- WHAT THE TASK ASKS: Please restate all of the records word for word, setting the pictures aside.

- RECORDS:
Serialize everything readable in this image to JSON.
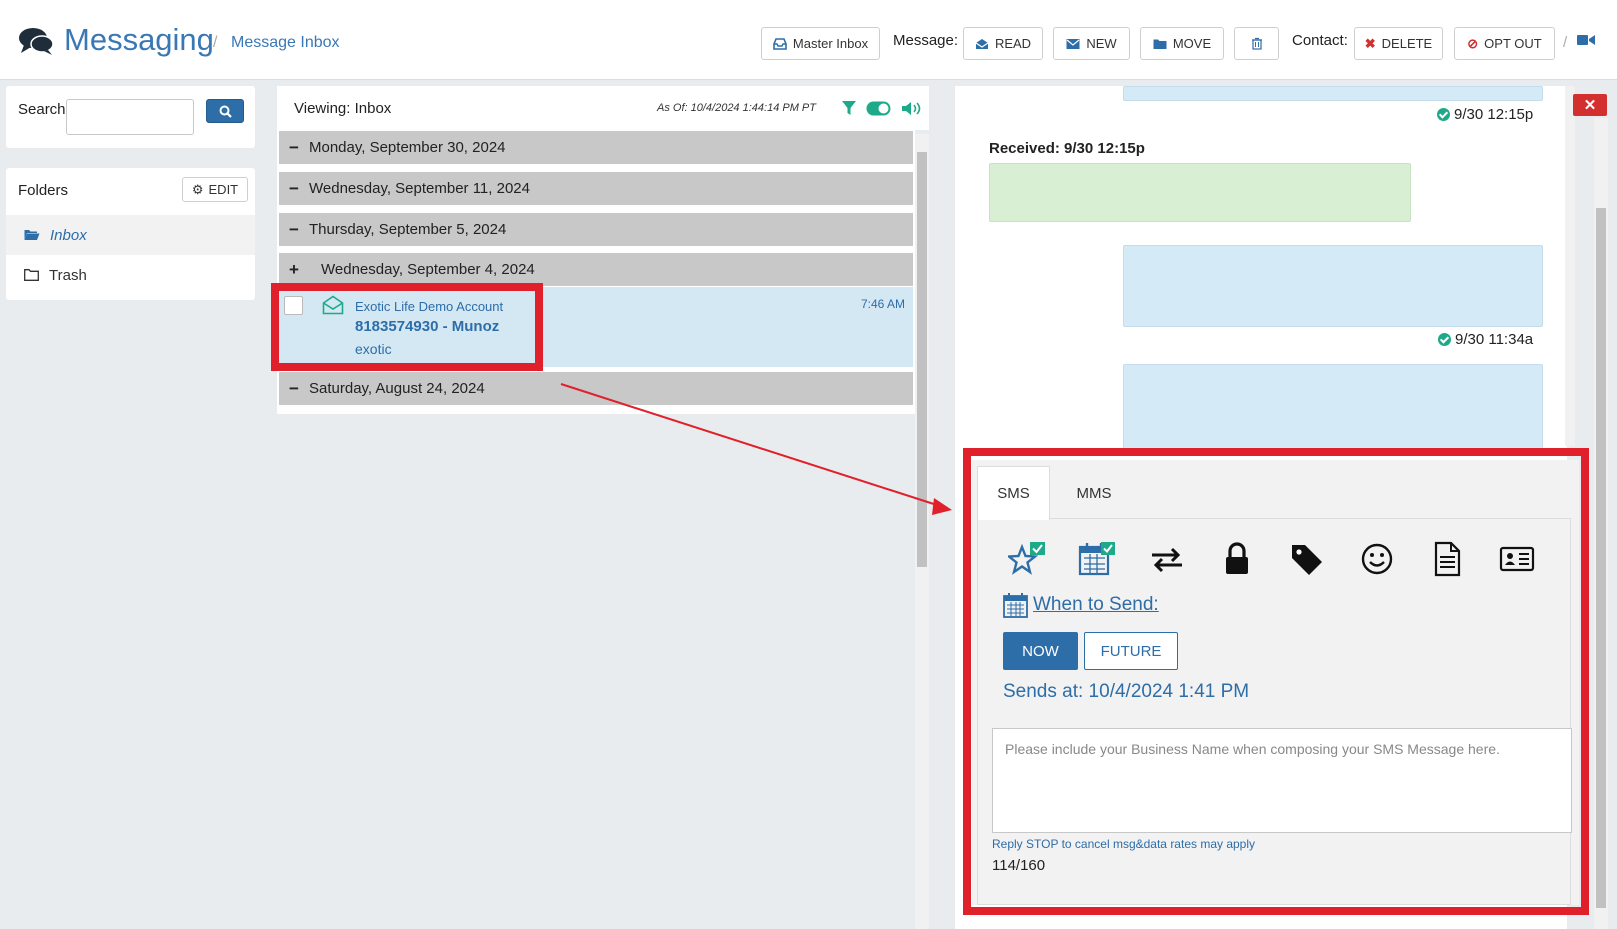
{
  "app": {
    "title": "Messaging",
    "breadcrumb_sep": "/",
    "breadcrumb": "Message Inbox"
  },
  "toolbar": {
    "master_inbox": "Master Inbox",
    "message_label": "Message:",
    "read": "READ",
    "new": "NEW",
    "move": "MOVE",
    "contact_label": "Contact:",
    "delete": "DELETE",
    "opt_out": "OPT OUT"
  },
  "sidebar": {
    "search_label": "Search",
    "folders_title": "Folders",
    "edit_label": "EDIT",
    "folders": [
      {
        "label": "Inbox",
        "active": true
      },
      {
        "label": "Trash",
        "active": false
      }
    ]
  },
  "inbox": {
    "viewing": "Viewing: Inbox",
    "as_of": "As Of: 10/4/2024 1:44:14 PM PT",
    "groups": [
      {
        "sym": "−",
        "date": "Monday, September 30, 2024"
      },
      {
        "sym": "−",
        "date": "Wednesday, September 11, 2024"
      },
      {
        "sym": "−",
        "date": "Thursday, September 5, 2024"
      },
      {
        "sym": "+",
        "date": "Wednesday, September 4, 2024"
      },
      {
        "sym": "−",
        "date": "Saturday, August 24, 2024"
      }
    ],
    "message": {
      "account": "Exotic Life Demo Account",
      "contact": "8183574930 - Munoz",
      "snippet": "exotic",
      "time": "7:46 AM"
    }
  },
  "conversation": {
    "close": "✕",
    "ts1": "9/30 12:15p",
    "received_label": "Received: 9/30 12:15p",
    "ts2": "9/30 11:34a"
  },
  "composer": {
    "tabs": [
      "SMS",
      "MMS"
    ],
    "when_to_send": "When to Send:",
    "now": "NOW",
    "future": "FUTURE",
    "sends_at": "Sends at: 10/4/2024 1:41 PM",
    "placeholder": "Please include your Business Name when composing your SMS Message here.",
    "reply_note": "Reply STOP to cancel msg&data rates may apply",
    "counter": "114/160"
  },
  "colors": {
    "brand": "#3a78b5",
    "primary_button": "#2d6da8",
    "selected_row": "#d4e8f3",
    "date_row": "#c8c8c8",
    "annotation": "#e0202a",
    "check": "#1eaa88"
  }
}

- SOLUTION BELOW:
Serialize everything readable in this image to JSON.
{
  "app": {
    "title": "Messaging",
    "breadcrumb_sep": "/",
    "breadcrumb": "Message Inbox"
  },
  "toolbar": {
    "master_inbox": "Master Inbox",
    "message_label": "Message:",
    "read": "READ",
    "new": "NEW",
    "move": "MOVE",
    "contact_label": "Contact:",
    "delete": "DELETE",
    "opt_out": "OPT OUT"
  },
  "sidebar": {
    "search_label": "Search",
    "folders_title": "Folders",
    "edit_label": "EDIT",
    "folders": [
      {
        "label": "Inbox",
        "active": true
      },
      {
        "label": "Trash",
        "active": false
      }
    ]
  },
  "inbox": {
    "viewing": "Viewing: Inbox",
    "as_of": "As Of: 10/4/2024 1:44:14 PM PT",
    "groups": [
      {
        "sym": "−",
        "date": "Monday, September 30, 2024"
      },
      {
        "sym": "−",
        "date": "Wednesday, September 11, 2024"
      },
      {
        "sym": "−",
        "date": "Thursday, September 5, 2024"
      },
      {
        "sym": "+",
        "date": "Wednesday, September 4, 2024"
      },
      {
        "sym": "−",
        "date": "Saturday, August 24, 2024"
      }
    ],
    "message": {
      "account": "Exotic Life Demo Account",
      "contact": "8183574930 - Munoz",
      "snippet": "exotic",
      "time": "7:46 AM"
    }
  },
  "conversation": {
    "close": "✕",
    "ts1": "9/30 12:15p",
    "received_label": "Received: 9/30 12:15p",
    "ts2": "9/30 11:34a"
  },
  "composer": {
    "tabs": [
      "SMS",
      "MMS"
    ],
    "when_to_send": "When to Send:",
    "now": "NOW",
    "future": "FUTURE",
    "sends_at": "Sends at: 10/4/2024 1:41 PM",
    "placeholder": "Please include your Business Name when composing your SMS Message here.",
    "reply_note": "Reply STOP to cancel msg&data rates may apply",
    "counter": "114/160"
  },
  "colors": {
    "brand": "#3a78b5",
    "primary_button": "#2d6da8",
    "selected_row": "#d4e8f3",
    "date_row": "#c8c8c8",
    "annotation": "#e0202a",
    "check": "#1eaa88"
  }
}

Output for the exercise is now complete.